Pests and diseases
Pests and diseases can damage forage crops if they are not dealt with soon after a problem is identified.
Forage crops should be inspected regularly, particularly during high risk periods such as late summer and autumn, for pests such as:
- Redlegged earth mite
- Plaque locusts
Disease and deficiencies pose a similar risk to fodder crops that pests do and should be monitored when checking crops for pests. Diseases can generally be classified as leaf diseases eg rusts, or root diseases eg wilt.
Integrated pest management
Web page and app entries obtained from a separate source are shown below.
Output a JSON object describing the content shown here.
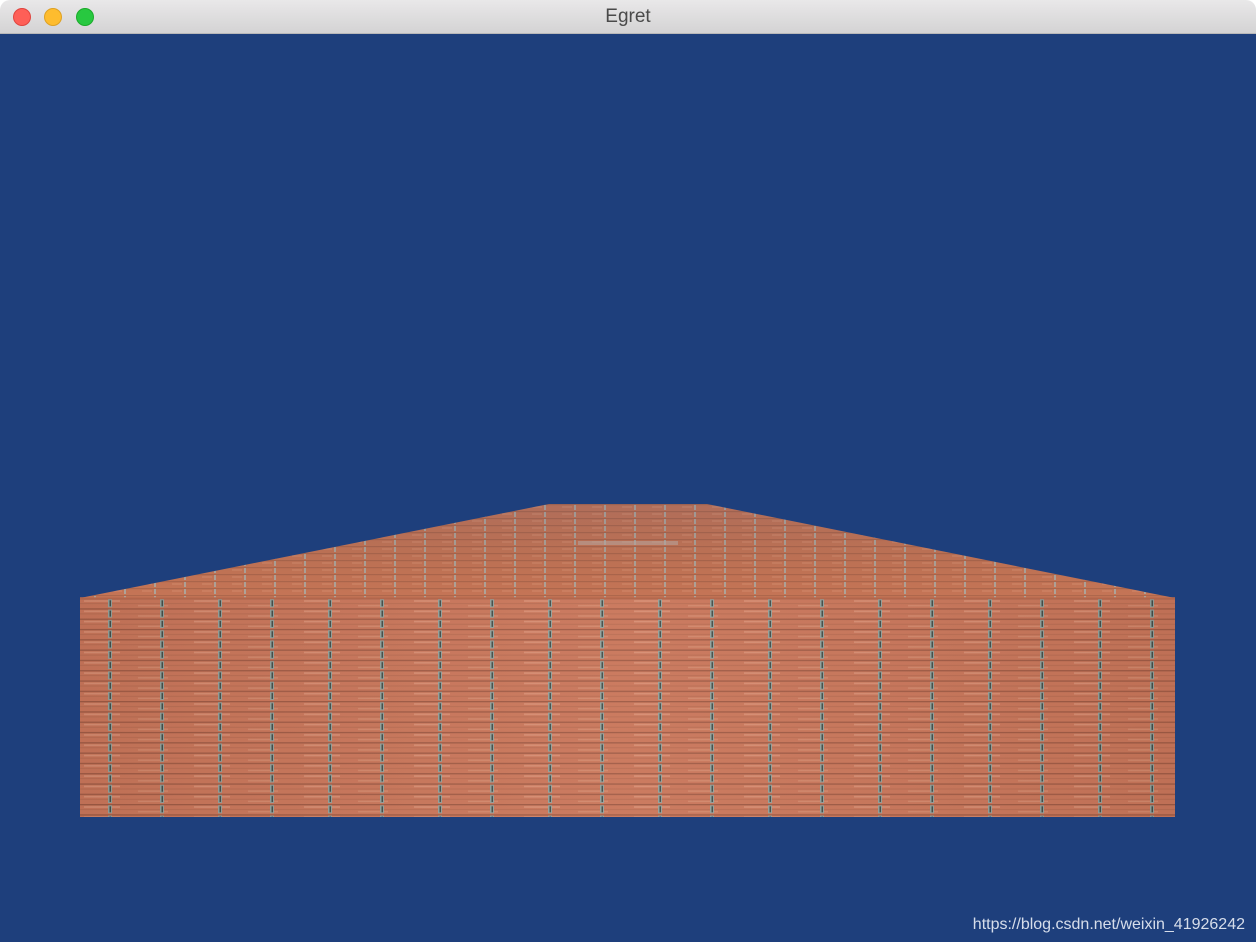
{
  "window": {
    "title": "Egret"
  },
  "scene": {
    "background_color": "#1e3f7c",
    "object": "brick-textured box",
    "brick_color": "#c9765a",
    "mortar_color": "#8e9a95"
  },
  "watermark": {
    "text": "https://blog.csdn.net/weixin_41926242"
  }
}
Integrated pest management (IPM) involves using a combination of biological, physical and chemical control methods to control pests. As beneficial insects are a key component of IPM, the use of insecticides is minimised, but not excluded altogether.
The first step in IPM is for a producer to identify and understand the lifecycle of the pests and beneficial insects in their area. A plan can then be put in place to manage the populations of both beneficial and pest insects. This broader whole-farm approach to IPM should be considered when selecting the most appropriate forage crop for a particular enterprise.
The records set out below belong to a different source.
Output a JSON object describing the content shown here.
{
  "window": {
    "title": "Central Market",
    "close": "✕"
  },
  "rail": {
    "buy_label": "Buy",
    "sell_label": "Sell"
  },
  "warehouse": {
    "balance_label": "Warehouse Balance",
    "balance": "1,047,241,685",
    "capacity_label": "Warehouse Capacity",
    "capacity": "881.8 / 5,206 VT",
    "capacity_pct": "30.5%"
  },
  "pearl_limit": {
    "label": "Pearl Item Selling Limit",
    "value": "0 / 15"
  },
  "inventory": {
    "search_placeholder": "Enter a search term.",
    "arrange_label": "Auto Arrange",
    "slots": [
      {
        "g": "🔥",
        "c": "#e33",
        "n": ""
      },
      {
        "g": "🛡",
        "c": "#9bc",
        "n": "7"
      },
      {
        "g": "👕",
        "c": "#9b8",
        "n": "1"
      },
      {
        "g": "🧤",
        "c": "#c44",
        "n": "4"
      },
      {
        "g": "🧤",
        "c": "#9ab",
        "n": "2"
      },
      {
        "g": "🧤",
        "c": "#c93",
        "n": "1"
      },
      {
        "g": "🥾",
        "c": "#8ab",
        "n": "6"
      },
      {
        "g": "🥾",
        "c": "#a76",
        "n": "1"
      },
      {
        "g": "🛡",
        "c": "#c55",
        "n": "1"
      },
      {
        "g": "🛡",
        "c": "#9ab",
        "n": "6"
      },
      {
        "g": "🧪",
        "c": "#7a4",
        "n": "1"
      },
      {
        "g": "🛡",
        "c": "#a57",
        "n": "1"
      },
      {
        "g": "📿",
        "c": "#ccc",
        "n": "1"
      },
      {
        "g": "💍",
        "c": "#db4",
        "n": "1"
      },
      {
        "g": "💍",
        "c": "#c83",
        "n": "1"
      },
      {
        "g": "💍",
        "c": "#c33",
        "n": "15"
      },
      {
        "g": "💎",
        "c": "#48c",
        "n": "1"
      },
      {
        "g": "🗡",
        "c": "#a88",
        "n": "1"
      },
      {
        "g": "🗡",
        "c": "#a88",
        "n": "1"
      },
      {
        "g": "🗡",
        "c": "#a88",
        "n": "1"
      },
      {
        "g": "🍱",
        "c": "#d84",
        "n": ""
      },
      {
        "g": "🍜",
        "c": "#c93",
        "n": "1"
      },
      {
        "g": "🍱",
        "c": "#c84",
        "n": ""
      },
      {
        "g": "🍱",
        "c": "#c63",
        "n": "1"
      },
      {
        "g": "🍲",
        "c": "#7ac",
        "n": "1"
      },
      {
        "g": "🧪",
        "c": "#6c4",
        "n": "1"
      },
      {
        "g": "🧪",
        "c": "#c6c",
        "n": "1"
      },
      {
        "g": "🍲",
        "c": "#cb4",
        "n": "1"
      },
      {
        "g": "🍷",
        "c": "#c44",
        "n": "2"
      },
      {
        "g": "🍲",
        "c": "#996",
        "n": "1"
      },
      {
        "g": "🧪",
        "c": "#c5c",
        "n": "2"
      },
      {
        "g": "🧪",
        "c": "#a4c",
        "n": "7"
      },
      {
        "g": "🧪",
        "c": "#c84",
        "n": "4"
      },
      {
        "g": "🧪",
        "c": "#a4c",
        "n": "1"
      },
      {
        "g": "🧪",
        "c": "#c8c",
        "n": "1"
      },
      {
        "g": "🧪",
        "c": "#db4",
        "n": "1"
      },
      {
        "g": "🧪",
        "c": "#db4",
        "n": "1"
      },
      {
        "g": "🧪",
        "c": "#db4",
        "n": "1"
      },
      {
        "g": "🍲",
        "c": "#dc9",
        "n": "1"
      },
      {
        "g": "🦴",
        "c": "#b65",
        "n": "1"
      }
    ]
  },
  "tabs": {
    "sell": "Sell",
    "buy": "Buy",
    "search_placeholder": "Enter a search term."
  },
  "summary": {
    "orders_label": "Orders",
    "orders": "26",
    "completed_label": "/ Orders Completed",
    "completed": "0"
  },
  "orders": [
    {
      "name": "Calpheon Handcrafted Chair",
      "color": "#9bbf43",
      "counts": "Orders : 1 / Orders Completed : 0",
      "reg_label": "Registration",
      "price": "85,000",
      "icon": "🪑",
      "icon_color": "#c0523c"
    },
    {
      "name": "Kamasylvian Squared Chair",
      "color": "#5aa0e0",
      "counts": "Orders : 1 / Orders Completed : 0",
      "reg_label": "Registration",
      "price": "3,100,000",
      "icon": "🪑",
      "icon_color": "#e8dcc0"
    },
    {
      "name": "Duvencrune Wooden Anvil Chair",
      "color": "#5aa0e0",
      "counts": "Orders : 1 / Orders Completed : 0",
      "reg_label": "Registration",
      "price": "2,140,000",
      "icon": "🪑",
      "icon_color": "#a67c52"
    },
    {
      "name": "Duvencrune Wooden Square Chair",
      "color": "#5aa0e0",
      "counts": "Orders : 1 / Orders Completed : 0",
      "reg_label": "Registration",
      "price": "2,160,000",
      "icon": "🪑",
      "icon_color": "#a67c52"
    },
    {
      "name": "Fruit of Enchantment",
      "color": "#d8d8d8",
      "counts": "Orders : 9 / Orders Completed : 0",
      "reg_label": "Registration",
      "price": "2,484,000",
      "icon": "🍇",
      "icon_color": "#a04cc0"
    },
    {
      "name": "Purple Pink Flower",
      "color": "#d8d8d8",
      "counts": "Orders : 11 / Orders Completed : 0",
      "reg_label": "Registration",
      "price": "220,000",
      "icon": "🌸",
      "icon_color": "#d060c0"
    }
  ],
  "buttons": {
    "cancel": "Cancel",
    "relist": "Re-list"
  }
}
Once a plan has been developed for a particular forage crop, careful and ongoing monitoring is then required to ensure that a favourable population of beneficial insects is maintained and pests are kept under control. Corrective actions, such as slashing adjacent pastures to encourage beneficial insects to enter a forage crop or spraying can then be undertaken when pest numbers threaten to impact forage crop production.
Disease and deficiencies pose a similar risk to forage crops as pests do and these should be monitored when checking for pests. Diseases can generally be classified as leaf eg rusts, or root diseases eg root rot.
Management for disease control should be both proactive and reactive. Proactive control begins with forage crop selection and takes into consideration paddock and disease history. If a particular disease has been a problem in the past, a forage crop that is resistant to that disease should be selected.
Reactive disease control involves managing outbreaks and may include strategic grazing and chemical application.
Vendor declarations, withholding periods and grazing intervals
If fodder is being produced for sale, a fodder vendor declaration or commodity vendor declaration (CVD) should be completed and accompany the hay when sold.
Producers must ensure that all withholding periods (WHP) and export grazing intervals (EGI) are observed when grazing forage crops that have been treated with chemicals.